Nearly two years after the #MeToo movement launched a worldwide reckoning, the bad behavior of men is still on the mind of those at the Cannes Film Festival. Not that festival director Thierry Frémaux is much interested in discussing it.
At the festival’s kick-off press conference Monday, Frémaux dodged questions about allegations of misconduct against directors Quentin Tarantino and Abdellatif Kechiche, who both have films in the competition program. He also tried to shut down a question about why French actor Alain Delon is receiving an honorary Palme d’Or despite his admission that he has physically abused women and is against same-sex parents adopting children.
“What are you saying? What did Alain Delon do?” Frémaux asked a journalist in the crowd, before deciding to speak about the actor because he felt a sense of “protest in the room.” He said the festival is not giving “the Nobel Peace Prize” to the 83-year-old, and added that Delon is “entitled to express his views” even if “personally [I] am not in agreement with them.”
“Cannes as a festival condemns certain statements, but we are in favor of freedom of expression,” Frémaux said. He also implied that an American petition calling to ban Delon from the festival — which has nearly 15,000 signatures and refers to the “Purple Noon” star as “racist, homophobic and misogynistic” — was misguided.
“Why aren’t there more petitions for climate change and the U.S. president?” he asked. “Nobody’s perfect. Neither is Alain Delon. And I’m sure you aren’t either.”
As for Kechiche, Frémaux had no comment on the director, whose four-hour “Mektoub, My Love: Intermezzo” will debut here May 23. In October, a 29-year-old actress filed a sexual assault complaint with French authorities against the 58-year-old; the Paris prosecutor’s office said that month that it had opened a preliminary investigation into Kechiche. The Palme d’Or-winner also faced criticism from his “Blue Is the Warmest Color” stars Léa Seydoux and Adèle Exarchopoulos, who said after the 2013 release that they were forced to do multiple takes of a nude sex scene that they felt were excessive and embarrassing.
Meanwhile, Frémaux said he wanted Tarantino in the competition with “Once Upon a Time in Hollywood” because he’s “one of the most important directors of his generation” and “he’s a friend, and it’s very pleasant to have one’s friend back in the festival.”
Last year, Tarantino said he “deeply regretted” urging Uma Thurman to perform a dangerous car stunt on the set of “Kill Bill” that the actress said left her with a “permanently damaged neck” and “screwed-up knees.” Thurman also said that she had told Tarantino that Harvey Weinstein had allegedly attempted to sexually assault her prior to “Kill Bill,” and yet he continued to make films with the producer. But Thurman has remained supportive of the filmmaker, maintaining that she has “always had a good relationship” with Tarantino and would work with him again in the future.

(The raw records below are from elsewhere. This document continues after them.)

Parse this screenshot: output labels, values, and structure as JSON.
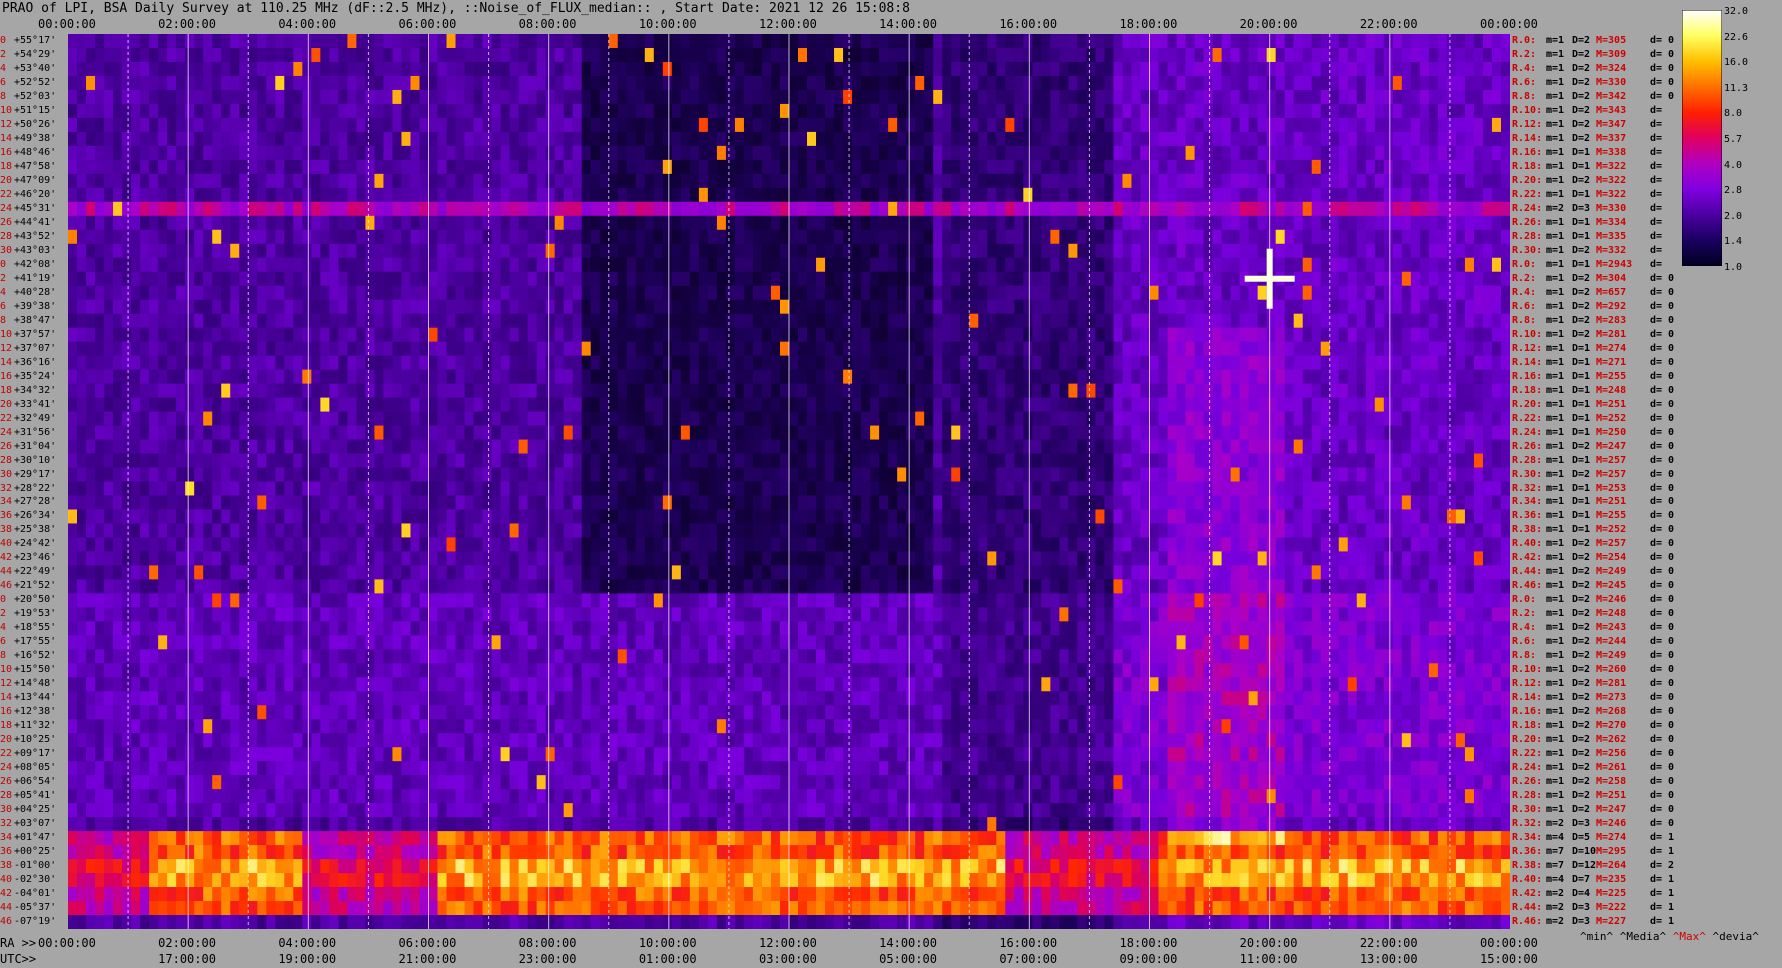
{
  "title": "PRAO of LPI, BSA Daily Survey at 110.25 MHz (dF::2.5 MHz), ::Noise_of_FLUX_median:: , Start Date: 2021 12 26 15:08:8",
  "top_axis": [
    "00:00:00",
    "02:00:00",
    "04:00:00",
    "06:00:00",
    "08:00:00",
    "10:00:00",
    "12:00:00",
    "14:00:00",
    "16:00:00",
    "18:00:00",
    "20:00:00",
    "22:00:00",
    "00:00:00"
  ],
  "bottom_axis_ra_prefix": "RA >>",
  "bottom_axis_ra": [
    "00:00:00",
    "02:00:00",
    "04:00:00",
    "06:00:00",
    "08:00:00",
    "10:00:00",
    "12:00:00",
    "14:00:00",
    "16:00:00",
    "18:00:00",
    "20:00:00",
    "22:00:00",
    "00:00:00"
  ],
  "bottom_axis_utc_prefix": "UTC>>",
  "bottom_axis_utc": [
    "17:00:00",
    "19:00:00",
    "21:00:00",
    "23:00:00",
    "01:00:00",
    "03:00:00",
    "05:00:00",
    "07:00:00",
    "09:00:00",
    "11:00:00",
    "13:00:00",
    "15:00:00"
  ],
  "legend": {
    "min": "^min^",
    "media": "^Media^",
    "max": "^Max^",
    "devia": "^devia^"
  },
  "colorbar": {
    "ticks": [
      "32.0",
      "22.6",
      "16.0",
      "11.3",
      "8.0",
      "5.7",
      "4.0",
      "2.8",
      "2.0",
      "1.4",
      "1.0"
    ],
    "colors": [
      "#000020",
      "#1a0060",
      "#4a00a0",
      "#8000e0",
      "#b000c0",
      "#e00060",
      "#ff2000",
      "#ff7000",
      "#ffc000",
      "#ffff60",
      "#ffffff"
    ]
  },
  "declinations": [
    "+55°17'",
    "+54°29'",
    "+53°40'",
    "+52°52'",
    "+52°03'",
    "+51°15'",
    "+50°26'",
    "+49°38'",
    "+48°46'",
    "+47°58'",
    "+47°09'",
    "+46°20'",
    "+45°31'",
    "+44°41'",
    "+43°52'",
    "+43°03'",
    "+42°08'",
    "+41°19'",
    "+40°28'",
    "+39°38'",
    "+38°47'",
    "+37°57'",
    "+37°07'",
    "+36°16'",
    "+35°24'",
    "+34°32'",
    "+33°41'",
    "+32°49'",
    "+31°56'",
    "+31°04'",
    "+30°10'",
    "+29°17'",
    "+28°22'",
    "+27°28'",
    "+26°34'",
    "+25°38'",
    "+24°42'",
    "+23°46'",
    "+22°49'",
    "+21°52'",
    "+20°50'",
    "+19°53'",
    "+18°55'",
    "+17°55'",
    "+16°52'",
    "+15°50'",
    "+14°48'",
    "+13°44'",
    "+12°38'",
    "+11°32'",
    "+10°25'",
    "+09°17'",
    "+08°05'",
    "+06°54'",
    "+05°41'",
    "+04°25'",
    "+03°07'",
    "+01°47'",
    "+00°25'",
    "-01°00'",
    "-02°30'",
    "-04°01'",
    "-05°37'",
    "-07°19'"
  ],
  "row_index": [
    "0",
    "2",
    "4",
    "6",
    "8",
    "10",
    "12",
    "14",
    "16",
    "18",
    "20",
    "22",
    "24",
    "26",
    "28",
    "30",
    "0",
    "2",
    "4",
    "6",
    "8",
    "10",
    "12",
    "14",
    "16",
    "18",
    "20",
    "22",
    "24",
    "26",
    "28",
    "30",
    "32",
    "34",
    "36",
    "38",
    "40",
    "42",
    "44",
    "46",
    "0",
    "2",
    "4",
    "6",
    "8",
    "10",
    "12",
    "14",
    "16",
    "18",
    "20",
    "22",
    "24",
    "26",
    "28",
    "30",
    "32",
    "34",
    "36",
    "38",
    "40",
    "42",
    "44",
    "46"
  ],
  "right_stats": [
    {
      "r": "R.0:",
      "m": "m=1",
      "D": "D=2",
      "M": "M=305",
      "d": "d= 0"
    },
    {
      "r": "R.2:",
      "m": "m=1",
      "D": "D=2",
      "M": "M=309",
      "d": "d= 0"
    },
    {
      "r": "R.4:",
      "m": "m=1",
      "D": "D=2",
      "M": "M=324",
      "d": "d= 0"
    },
    {
      "r": "R.6:",
      "m": "m=1",
      "D": "D=2",
      "M": "M=330",
      "d": "d= 0"
    },
    {
      "r": "R.8:",
      "m": "m=1",
      "D": "D=2",
      "M": "M=342",
      "d": "d= 0"
    },
    {
      "r": "R.10:",
      "m": "m=1",
      "D": "D=2",
      "M": "M=343",
      "d": "d="
    },
    {
      "r": "R.12:",
      "m": "m=1",
      "D": "D=2",
      "M": "M=347",
      "d": "d="
    },
    {
      "r": "R.14:",
      "m": "m=1",
      "D": "D=2",
      "M": "M=337",
      "d": "d="
    },
    {
      "r": "R.16:",
      "m": "m=1",
      "D": "D=1",
      "M": "M=338",
      "d": "d="
    },
    {
      "r": "R.18:",
      "m": "m=1",
      "D": "D=1",
      "M": "M=322",
      "d": "d="
    },
    {
      "r": "R.20:",
      "m": "m=1",
      "D": "D=2",
      "M": "M=322",
      "d": "d="
    },
    {
      "r": "R.22:",
      "m": "m=1",
      "D": "D=1",
      "M": "M=322",
      "d": "d="
    },
    {
      "r": "R.24:",
      "m": "m=2",
      "D": "D=3",
      "M": "M=330",
      "d": "d="
    },
    {
      "r": "R.26:",
      "m": "m=1",
      "D": "D=1",
      "M": "M=334",
      "d": "d="
    },
    {
      "r": "R.28:",
      "m": "m=1",
      "D": "D=1",
      "M": "M=335",
      "d": "d="
    },
    {
      "r": "R.30:",
      "m": "m=1",
      "D": "D=2",
      "M": "M=332",
      "d": "d="
    },
    {
      "r": "R.0:",
      "m": "m=1",
      "D": "D=1",
      "M": "M=2943",
      "d": "d="
    },
    {
      "r": "R.2:",
      "m": "m=1",
      "D": "D=2",
      "M": "M=304",
      "d": "d= 0"
    },
    {
      "r": "R.4:",
      "m": "m=1",
      "D": "D=2",
      "M": "M=657",
      "d": "d= 0"
    },
    {
      "r": "R.6:",
      "m": "m=1",
      "D": "D=2",
      "M": "M=292",
      "d": "d= 0"
    },
    {
      "r": "R.8:",
      "m": "m=1",
      "D": "D=2",
      "M": "M=283",
      "d": "d= 0"
    },
    {
      "r": "R.10:",
      "m": "m=1",
      "D": "D=2",
      "M": "M=281",
      "d": "d= 0"
    },
    {
      "r": "R.12:",
      "m": "m=1",
      "D": "D=1",
      "M": "M=274",
      "d": "d= 0"
    },
    {
      "r": "R.14:",
      "m": "m=1",
      "D": "D=1",
      "M": "M=271",
      "d": "d= 0"
    },
    {
      "r": "R.16:",
      "m": "m=1",
      "D": "D=1",
      "M": "M=255",
      "d": "d= 0"
    },
    {
      "r": "R.18:",
      "m": "m=1",
      "D": "D=1",
      "M": "M=248",
      "d": "d= 0"
    },
    {
      "r": "R.20:",
      "m": "m=1",
      "D": "D=1",
      "M": "M=251",
      "d": "d= 0"
    },
    {
      "r": "R.22:",
      "m": "m=1",
      "D": "D=1",
      "M": "M=252",
      "d": "d= 0"
    },
    {
      "r": "R.24:",
      "m": "m=1",
      "D": "D=1",
      "M": "M=250",
      "d": "d= 0"
    },
    {
      "r": "R.26:",
      "m": "m=1",
      "D": "D=2",
      "M": "M=247",
      "d": "d= 0"
    },
    {
      "r": "R.28:",
      "m": "m=1",
      "D": "D=1",
      "M": "M=257",
      "d": "d= 0"
    },
    {
      "r": "R.30:",
      "m": "m=1",
      "D": "D=2",
      "M": "M=257",
      "d": "d= 0"
    },
    {
      "r": "R.32:",
      "m": "m=1",
      "D": "D=1",
      "M": "M=253",
      "d": "d= 0"
    },
    {
      "r": "R.34:",
      "m": "m=1",
      "D": "D=1",
      "M": "M=251",
      "d": "d= 0"
    },
    {
      "r": "R.36:",
      "m": "m=1",
      "D": "D=1",
      "M": "M=255",
      "d": "d= 0"
    },
    {
      "r": "R.38:",
      "m": "m=1",
      "D": "D=1",
      "M": "M=252",
      "d": "d= 0"
    },
    {
      "r": "R.40:",
      "m": "m=1",
      "D": "D=2",
      "M": "M=257",
      "d": "d= 0"
    },
    {
      "r": "R.42:",
      "m": "m=1",
      "D": "D=2",
      "M": "M=254",
      "d": "d= 0"
    },
    {
      "r": "R.44:",
      "m": "m=1",
      "D": "D=2",
      "M": "M=249",
      "d": "d= 0"
    },
    {
      "r": "R.46:",
      "m": "m=1",
      "D": "D=2",
      "M": "M=245",
      "d": "d= 0"
    },
    {
      "r": "R.0:",
      "m": "m=1",
      "D": "D=2",
      "M": "M=246",
      "d": "d= 0"
    },
    {
      "r": "R.2:",
      "m": "m=1",
      "D": "D=2",
      "M": "M=248",
      "d": "d= 0"
    },
    {
      "r": "R.4:",
      "m": "m=1",
      "D": "D=2",
      "M": "M=243",
      "d": "d= 0"
    },
    {
      "r": "R.6:",
      "m": "m=1",
      "D": "D=2",
      "M": "M=244",
      "d": "d= 0"
    },
    {
      "r": "R.8:",
      "m": "m=1",
      "D": "D=2",
      "M": "M=249",
      "d": "d= 0"
    },
    {
      "r": "R.10:",
      "m": "m=1",
      "D": "D=2",
      "M": "M=260",
      "d": "d= 0"
    },
    {
      "r": "R.12:",
      "m": "m=1",
      "D": "D=2",
      "M": "M=281",
      "d": "d= 0"
    },
    {
      "r": "R.14:",
      "m": "m=1",
      "D": "D=2",
      "M": "M=273",
      "d": "d= 0"
    },
    {
      "r": "R.16:",
      "m": "m=1",
      "D": "D=2",
      "M": "M=268",
      "d": "d= 0"
    },
    {
      "r": "R.18:",
      "m": "m=1",
      "D": "D=2",
      "M": "M=270",
      "d": "d= 0"
    },
    {
      "r": "R.20:",
      "m": "m=1",
      "D": "D=2",
      "M": "M=262",
      "d": "d= 0"
    },
    {
      "r": "R.22:",
      "m": "m=1",
      "D": "D=2",
      "M": "M=256",
      "d": "d= 0"
    },
    {
      "r": "R.24:",
      "m": "m=1",
      "D": "D=2",
      "M": "M=261",
      "d": "d= 0"
    },
    {
      "r": "R.26:",
      "m": "m=1",
      "D": "D=2",
      "M": "M=258",
      "d": "d= 0"
    },
    {
      "r": "R.28:",
      "m": "m=1",
      "D": "D=2",
      "M": "M=251",
      "d": "d= 0"
    },
    {
      "r": "R.30:",
      "m": "m=1",
      "D": "D=2",
      "M": "M=247",
      "d": "d= 0"
    },
    {
      "r": "R.32:",
      "m": "m=2",
      "D": "D=3",
      "M": "M=246",
      "d": "d= 0"
    },
    {
      "r": "R.34:",
      "m": "m=4",
      "D": "D=5",
      "M": "M=274",
      "d": "d= 1"
    },
    {
      "r": "R.36:",
      "m": "m=7",
      "D": "D=10",
      "M": "M=295",
      "d": "d= 1"
    },
    {
      "r": "R.38:",
      "m": "m=7",
      "D": "D=12",
      "M": "M=264",
      "d": "d= 2"
    },
    {
      "r": "R.40:",
      "m": "m=4",
      "D": "D=7",
      "M": "M=235",
      "d": "d= 1"
    },
    {
      "r": "R.42:",
      "m": "m=2",
      "D": "D=4",
      "M": "M=225",
      "d": "d= 1"
    },
    {
      "r": "R.44:",
      "m": "m=2",
      "D": "D=3",
      "M": "M=222",
      "d": "d= 1"
    },
    {
      "r": "R.46:",
      "m": "m=2",
      "D": "D=3",
      "M": "M=227",
      "d": "d= 1"
    }
  ],
  "chart_data": {
    "type": "heatmap",
    "title": "PRAO of LPI, BSA Daily Survey at 110.25 MHz (dF::2.5 MHz), ::Noise_of_FLUX_median:: , Start Date: 2021 12 26 15:08:8",
    "x_ticks_ra": [
      "00:00:00",
      "02:00:00",
      "04:00:00",
      "06:00:00",
      "08:00:00",
      "10:00:00",
      "12:00:00",
      "14:00:00",
      "16:00:00",
      "18:00:00",
      "20:00:00",
      "22:00:00",
      "00:00:00"
    ],
    "x_ticks_utc": [
      "17:00:00",
      "19:00:00",
      "21:00:00",
      "23:00:00",
      "01:00:00",
      "03:00:00",
      "05:00:00",
      "07:00:00",
      "09:00:00",
      "11:00:00",
      "13:00:00",
      "15:00:00"
    ],
    "colorbar_range": [
      1.0,
      32.0
    ],
    "colorbar_scale": "log",
    "rows": 64,
    "features": {
      "hot_band_rows": [
        57,
        62
      ],
      "bright_row": 12,
      "bright_source_ra": "20:00:00",
      "bright_source_row": 17
    }
  }
}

Tarantino has not faced significant backlash in the film industry, and his latest project is one of the festival’s most anticipated titles, featuring major stars including Leonardo DiCaprio, Brad Pitt, Margot Robbie and Al Pacino.

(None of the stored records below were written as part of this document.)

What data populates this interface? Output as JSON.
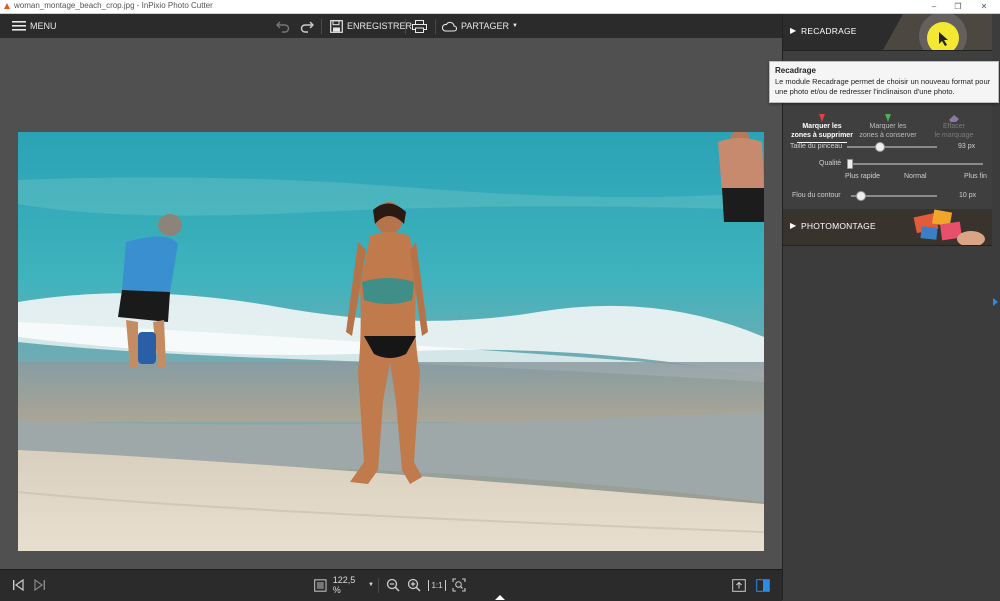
{
  "window": {
    "title": "woman_montage_beach_crop.jpg - InPixio Photo Cutter",
    "controls": [
      "–",
      "❐",
      "✕"
    ]
  },
  "toolbar": {
    "menu_label": "MENU",
    "save_label": "ENREGISTRER",
    "share_label": "PARTAGER"
  },
  "panel": {
    "recadrage_label": "RECADRAGE",
    "photomontage_label": "PHOTOMONTAGE",
    "tooltip": {
      "title": "Recadrage",
      "body": "Le module Recadrage permet de choisir un nouveau format pour une photo et/ou de redresser l'inclinaison d'une photo."
    },
    "tools": [
      {
        "line1": "Marquer les",
        "line2": "zones à supprimer",
        "color": "#e04040"
      },
      {
        "line1": "Marquer les",
        "line2": "zones à conserver",
        "color": "#4caf50"
      },
      {
        "line1": "Effacer",
        "line2": "le marquage",
        "color": "#9e9e9e"
      }
    ],
    "brush_size": {
      "label": "Taille du pinceau",
      "value": "93 px",
      "level": 0.35
    },
    "quality": {
      "label": "Qualité",
      "options": [
        "Plus rapide",
        "Normal",
        "Plus fin"
      ],
      "level": 0.0
    },
    "edge_blur": {
      "label": "Flou du contour",
      "value": "10 px",
      "level": 0.1
    }
  },
  "bottom": {
    "zoom_label": "122,5 %",
    "fit_label": "1:1"
  },
  "colors": {
    "accent": "#2b8ce6",
    "toolbar_bg": "#2b2b2b",
    "workspace_bg": "#505050"
  }
}
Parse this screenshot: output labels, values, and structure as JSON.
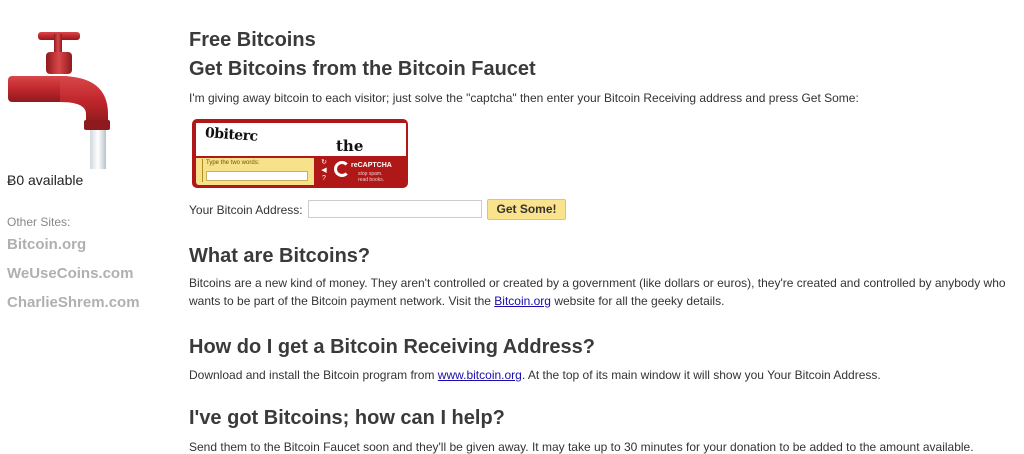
{
  "sidebar": {
    "available": "Ƀ0 available",
    "other_sites_label": "Other Sites:",
    "sites": [
      "Bitcoin.org",
      "WeUseCoins.com",
      "CharlieShrem.com"
    ]
  },
  "main": {
    "title": "Free Bitcoins",
    "subtitle": "Get Bitcoins from the Bitcoin Faucet",
    "intro": "I'm giving away bitcoin to each visitor; just solve the \"captcha\" then enter your Bitcoin Receiving address and press Get Some:",
    "captcha": {
      "word1": "0biterc",
      "word2": "the",
      "prompt": "Type the two words:",
      "brand": "reCAPTCHA",
      "tagline": [
        "stop spam.",
        "read books."
      ],
      "icons": [
        "refresh-icon",
        "audio-icon",
        "help-icon"
      ]
    },
    "address_label": "Your Bitcoin Address:",
    "address_value": "",
    "submit_label": "Get Some!",
    "sections": {
      "what": {
        "heading": "What are Bitcoins?",
        "text_before": "Bitcoins are a new kind of money. They aren't controlled or created by a government (like dollars or euros), they're created and controlled by anybody who wants to be part of the Bitcoin payment network. Visit the ",
        "link": "Bitcoin.org",
        "text_after": " website for all the geeky details."
      },
      "how": {
        "heading": "How do I get a Bitcoin Receiving Address?",
        "text_before": "Download and install the Bitcoin program from ",
        "link": "www.bitcoin.org",
        "text_after": ". At the top of its main window it will show you Your Bitcoin Address."
      },
      "help": {
        "heading": "I've got Bitcoins; how can I help?",
        "text": "Send them to the Bitcoin Faucet soon and they'll be given away. It may take up to 30 minutes for your donation to be added to the amount available."
      }
    }
  },
  "colors": {
    "faucet_red": "#c0272d",
    "captcha_red": "#b01818",
    "captcha_yellow": "#f7e18a",
    "button_yellow": "#fbe28c",
    "link_blue": "#1a0dab",
    "sidebar_link_gray": "#b0b0b0"
  }
}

Last year, after 82 women walked the Palais de Festival steps — a symbolic gesture meant to honor the number of females who’d ever had films in the Cannes competition — Frémaux signed a gender parity pledge promising to be more transparent about how the festival selected its slate. And indeed, the 2019 competition was picked by four women and four men. But while “in terms of management, things are extremely equal” at Cannes, Frémaux said “the idea of [the pledge] was never that the selection would be based on gender parity.”

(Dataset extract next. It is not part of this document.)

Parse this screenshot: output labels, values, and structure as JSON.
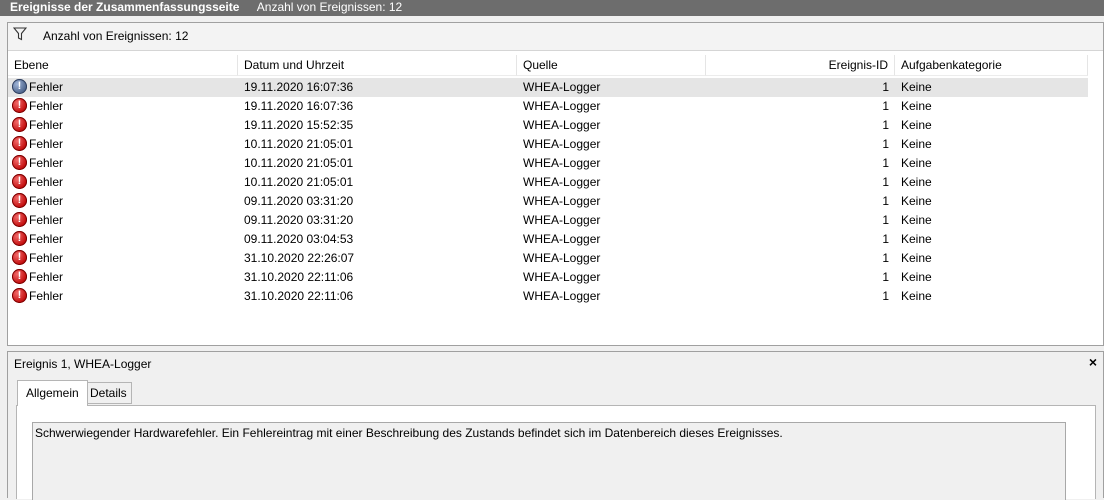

According to a festival release, there are 20 female directors represented in this year’s official selection — up from 11 last year. But only four female filmmakers will compete in the prestigious main competition section, representing just 19% of the program.
“Cannes is always criticized because they are asked to do things other festivals aren’t asked to do. The Cannes Film Festival is asked to be absolutely perfect and impeccable,” Frémaux said. “It would show a lack of respect if you picked a film simply because it was by a woman. ...I was speaking to a newspaper editor, and they were saying, ‘Oh, well, gender parity — what about that?’ And I said: ‘Well, let’s start with you.’ Because I had five men opposite me. So you have to be careful whenever you read an editorial written by a male journalist. I feel like saying, ‘Well, why don’t you give up your place and give it to a woman?’”